EXERCISE >>
An exact restatement of the records below is expected.

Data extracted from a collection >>
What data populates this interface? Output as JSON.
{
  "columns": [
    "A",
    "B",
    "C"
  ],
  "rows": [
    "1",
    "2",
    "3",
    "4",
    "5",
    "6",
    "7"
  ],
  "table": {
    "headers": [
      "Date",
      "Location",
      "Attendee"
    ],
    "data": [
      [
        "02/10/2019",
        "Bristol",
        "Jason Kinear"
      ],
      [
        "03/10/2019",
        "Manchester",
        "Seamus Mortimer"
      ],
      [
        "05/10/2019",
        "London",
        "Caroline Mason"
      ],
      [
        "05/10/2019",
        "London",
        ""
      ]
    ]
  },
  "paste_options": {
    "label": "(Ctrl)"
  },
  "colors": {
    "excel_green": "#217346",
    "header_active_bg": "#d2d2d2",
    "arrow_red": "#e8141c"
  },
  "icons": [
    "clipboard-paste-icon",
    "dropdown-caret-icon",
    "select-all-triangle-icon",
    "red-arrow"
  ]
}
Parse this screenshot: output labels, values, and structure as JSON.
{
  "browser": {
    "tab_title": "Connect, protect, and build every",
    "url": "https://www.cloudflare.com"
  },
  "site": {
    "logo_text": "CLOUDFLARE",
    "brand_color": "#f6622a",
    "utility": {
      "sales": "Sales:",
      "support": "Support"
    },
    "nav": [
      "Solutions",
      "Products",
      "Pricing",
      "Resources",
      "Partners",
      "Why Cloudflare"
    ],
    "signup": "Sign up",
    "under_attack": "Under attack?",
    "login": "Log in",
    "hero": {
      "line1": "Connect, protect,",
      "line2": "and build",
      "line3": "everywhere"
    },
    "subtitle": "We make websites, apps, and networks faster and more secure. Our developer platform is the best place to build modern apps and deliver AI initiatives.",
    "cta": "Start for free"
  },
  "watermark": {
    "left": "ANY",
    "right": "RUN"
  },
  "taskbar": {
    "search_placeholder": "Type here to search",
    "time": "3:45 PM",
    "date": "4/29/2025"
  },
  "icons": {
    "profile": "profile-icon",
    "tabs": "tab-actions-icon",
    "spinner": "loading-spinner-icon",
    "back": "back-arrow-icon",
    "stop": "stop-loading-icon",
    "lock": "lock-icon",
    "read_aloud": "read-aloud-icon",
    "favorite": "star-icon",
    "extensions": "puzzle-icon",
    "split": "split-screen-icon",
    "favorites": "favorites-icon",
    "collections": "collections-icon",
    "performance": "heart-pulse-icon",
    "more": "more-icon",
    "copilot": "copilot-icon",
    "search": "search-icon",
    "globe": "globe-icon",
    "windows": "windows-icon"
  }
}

RESULT FOR THIS EXERCISE >>
What data populates this interface? Output as JSON.
{
  "columns": [
    "A",
    "B",
    "C"
  ],
  "rows": [
    "1",
    "2",
    "3",
    "4",
    "5",
    "6",
    "7"
  ],
  "table": {
    "headers": [
      "Date",
      "Location",
      "Attendee"
    ],
    "data": [
      [
        "02/10/2019",
        "Bristol",
        "Jason Kinear"
      ],
      [
        "03/10/2019",
        "Manchester",
        "Seamus Mortimer"
      ],
      [
        "05/10/2019",
        "London",
        "Caroline Mason"
      ],
      [
        "05/10/2019",
        "London",
        ""
      ]
    ]
  },
  "paste_options": {
    "label": "(Ctrl)"
  },
  "colors": {
    "excel_green": "#217346",
    "header_active_bg": "#d2d2d2",
    "arrow_red": "#e8141c"
  },
  "icons": [
    "clipboard-paste-icon",
    "dropdown-caret-icon",
    "select-all-triangle-icon",
    "red-arrow"
  ]
}
Parse this screenshot: output labels, values, and structure as JSON.
{
  "browser": {
    "tab_title": "Connect, protect, and build every",
    "url": "https://www.cloudflare.com"
  },
  "site": {
    "logo_text": "CLOUDFLARE",
    "brand_color": "#f6622a",
    "utility": {
      "sales": "Sales:",
      "support": "Support"
    },
    "nav": [
      "Solutions",
      "Products",
      "Pricing",
      "Resources",
      "Partners",
      "Why Cloudflare"
    ],
    "signup": "Sign up",
    "under_attack": "Under attack?",
    "login": "Log in",
    "hero": {
      "line1": "Connect, protect,",
      "line2": "and build",
      "line3": "everywhere"
    },
    "subtitle": "We make websites, apps, and networks faster and more secure. Our developer platform is the best place to build modern apps and deliver AI initiatives.",
    "cta": "Start for free"
  },
  "watermark": {
    "left": "ANY",
    "right": "RUN"
  },
  "taskbar": {
    "search_placeholder": "Type here to search",
    "time": "3:45 PM",
    "date": "4/29/2025"
  },
  "icons": {
    "profile": "profile-icon",
    "tabs": "tab-actions-icon",
    "spinner": "loading-spinner-icon",
    "back": "back-arrow-icon",
    "stop": "stop-loading-icon",
    "lock": "lock-icon",
    "read_aloud": "read-aloud-icon",
    "favorite": "star-icon",
    "extensions": "puzzle-icon",
    "split": "split-screen-icon",
    "favorites": "favorites-icon",
    "collections": "collections-icon",
    "performance": "heart-pulse-icon",
    "more": "more-icon",
    "copilot": "copilot-icon",
    "search": "search-icon",
    "globe": "globe-icon",
    "windows": "windows-icon"
  }
}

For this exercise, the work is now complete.